On a more macro life level, I hear frequently from clients, mentees and friends who are hesitant to take on something big when things are already feeling like a lot. I think we’ve all been there. Maybe it’s being in a very intense role or period at work or in life. Maybe it’s a huge transition or life-changing experience. When it feels like it’s too much already, we tend to think the answer is less. Maybe leave that role. Take a break. Wait to start a new endeavor until things have calmed down. Maintain the status quo where you can in an effort to restore equilibrium. And those may be great choices – everyone ultimately must decide what is right for them in any given moment. But again, I’ve found that when it feels like it’s too much, some days there can be a great unlock in more. More of the right things. (I hesitate to say “right” because it could imply there is a “right” and a “wrong” in all situations and I don’t believe that to be the case. I also believe that puts undue pressure on us. But, you know what I mean…)
When I was pregnant with my son, many people told me (unsolicited…) that I would not want to have such a “big job” once he was born. Maybe I wouldn’t want a career outside the home at all. I try to maintain an open mind so, despite my passion for my career, I accepted that this could be a possibility. As the days counted down to his arrival, I wondered if I would yearn to take a step back from what I’d dedicated so much of my life to thus far.
What happened instead was surprising. I received a very intriguing opportunity to build and lead the North American legal function for a company that thrilled me. My son was literally days old when the recruiter reached out. I remember thinking “This is the absolute last thing I should be even considering right now.” Not only was it not moving away from a big job, it was effectively doubling down and moving to a bigger job (all while moving into my biggest job yet, being a mother…). And, yet, it completely changed the trajectory of my life and my family’s life for the better from the moment I said yes.
As I look back at my life, I see this pattern playing out over and over again. In spite of all the reasons not to and all the too much, I have gone for it anyway. And, when I have, that’s often when the balance has shifted and I’ve found my flow. “Too much” falling away and an energetic lightness emerging in its place.

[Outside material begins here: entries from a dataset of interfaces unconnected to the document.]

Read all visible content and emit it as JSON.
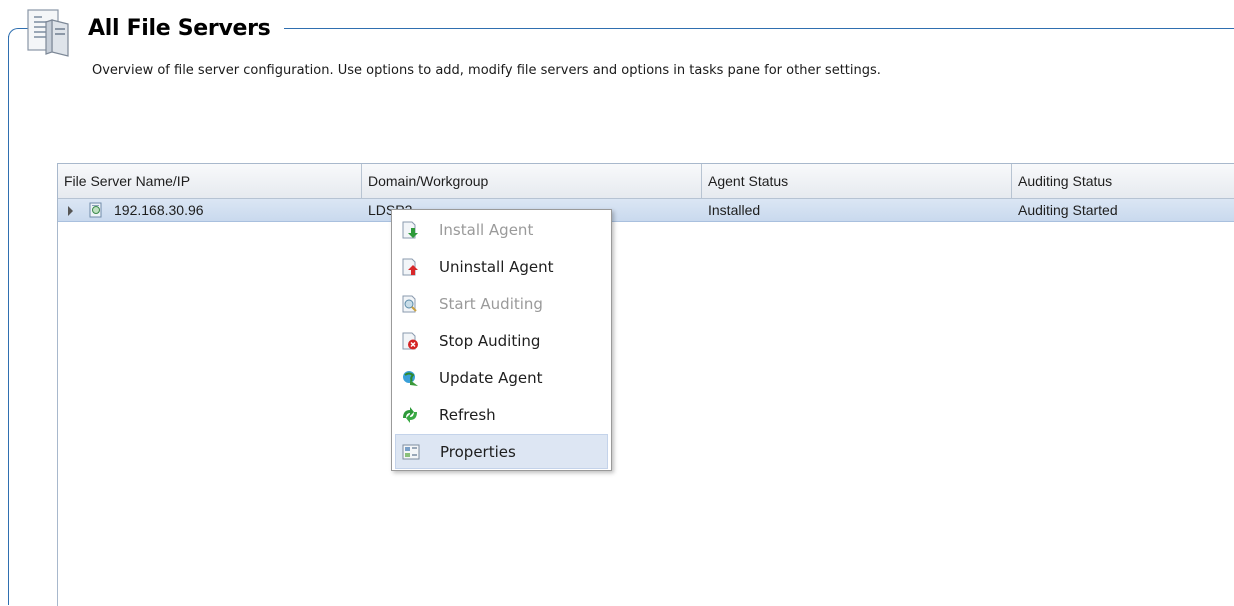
{
  "header": {
    "title": "All File Servers",
    "description": "Overview of file server configuration. Use options to add, modify file servers and options in tasks pane for other settings.",
    "icon": "server-document-icon"
  },
  "grid": {
    "columns": [
      "File Server Name/IP",
      "Domain/Workgroup",
      "Agent Status",
      "Auditing Status"
    ],
    "rows": [
      {
        "name": "192.168.30.96",
        "domain": "LDSP2",
        "agent_status": "Installed",
        "auditing_status": "Auditing Started",
        "icon": "file-server-icon",
        "selected": true
      }
    ]
  },
  "context_menu": {
    "items": [
      {
        "label": "Install Agent",
        "icon": "install-agent-icon",
        "enabled": false
      },
      {
        "label": "Uninstall Agent",
        "icon": "uninstall-agent-icon",
        "enabled": true
      },
      {
        "label": "Start Auditing",
        "icon": "start-auditing-icon",
        "enabled": false
      },
      {
        "label": "Stop Auditing",
        "icon": "stop-auditing-icon",
        "enabled": true
      },
      {
        "label": "Update Agent",
        "icon": "update-agent-icon",
        "enabled": true
      },
      {
        "label": "Refresh",
        "icon": "refresh-icon",
        "enabled": true
      },
      {
        "label": "Properties",
        "icon": "properties-icon",
        "enabled": true,
        "highlighted": true
      }
    ]
  },
  "colors": {
    "frame": "#2f6fb0",
    "selected_row": "#cfdcef",
    "menu_highlight": "#dde6f3"
  }
}
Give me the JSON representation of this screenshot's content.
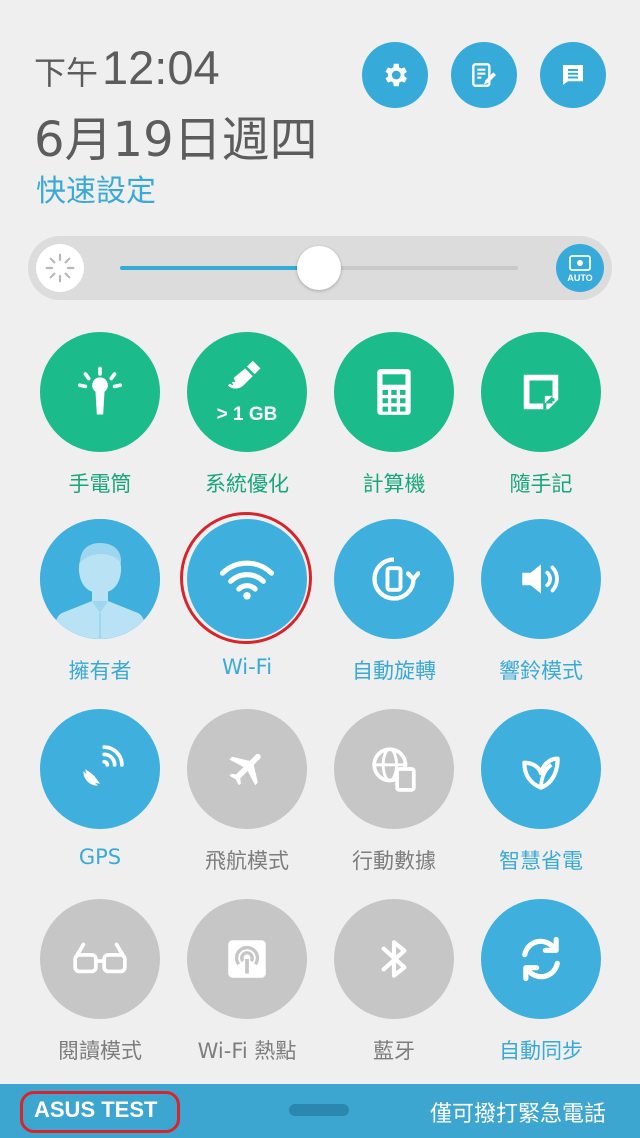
{
  "header": {
    "ampm": "下午",
    "time": "12:04",
    "date": "6月19日週四",
    "title": "快速設定",
    "buttons": [
      {
        "name": "settings-button",
        "icon": "gear-icon"
      },
      {
        "name": "edit-button",
        "icon": "edit-list-icon"
      },
      {
        "name": "notification-list-button",
        "icon": "message-list-icon"
      }
    ]
  },
  "brightness": {
    "level_percent": 50,
    "auto_label": "AUTO"
  },
  "tiles": [
    {
      "label": "手電筒",
      "icon": "flashlight-icon",
      "state": "active",
      "color": "#1cbb8c"
    },
    {
      "label": "系統優化",
      "sub_label": "> 1 GB",
      "icon": "broom-icon",
      "state": "active",
      "color": "#1cbb8c"
    },
    {
      "label": "計算機",
      "icon": "calculator-icon",
      "state": "active",
      "color": "#1cbb8c"
    },
    {
      "label": "隨手記",
      "icon": "note-icon",
      "state": "active",
      "color": "#1cbb8c"
    },
    {
      "label": "擁有者",
      "icon": "person-avatar-icon",
      "state": "active",
      "color": "#3fb0de"
    },
    {
      "label": "Wi-Fi",
      "icon": "wifi-icon",
      "state": "on",
      "color": "#3fb0de"
    },
    {
      "label": "自動旋轉",
      "icon": "auto-rotate-icon",
      "state": "on",
      "color": "#3fb0de"
    },
    {
      "label": "響鈴模式",
      "icon": "speaker-icon",
      "state": "on",
      "color": "#3fb0de"
    },
    {
      "label": "GPS",
      "icon": "satellite-icon",
      "state": "on",
      "color": "#3fb0de"
    },
    {
      "label": "飛航模式",
      "icon": "airplane-icon",
      "state": "off",
      "color": "#c6c6c6"
    },
    {
      "label": "行動數據",
      "icon": "mobile-data-icon",
      "state": "off",
      "color": "#c6c6c6"
    },
    {
      "label": "智慧省電",
      "icon": "leaf-icon",
      "state": "on",
      "color": "#3fb0de"
    },
    {
      "label": "閱讀模式",
      "icon": "glasses-icon",
      "state": "off",
      "color": "#c6c6c6"
    },
    {
      "label": "Wi-Fi 熱點",
      "icon": "hotspot-icon",
      "state": "off",
      "color": "#c6c6c6"
    },
    {
      "label": "藍牙",
      "icon": "bluetooth-icon",
      "state": "off",
      "color": "#c6c6c6"
    },
    {
      "label": "自動同步",
      "icon": "sync-icon",
      "state": "on",
      "color": "#3fb0de"
    }
  ],
  "bottom_bar": {
    "carrier": "ASUS TEST",
    "emergency": "僅可撥打緊急電話"
  }
}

Some days, the answer is turning the rules we think we know on their heads. Some days, we must open ourselves to the counterintuitive. Some days, our hearts are wiser than our intellect.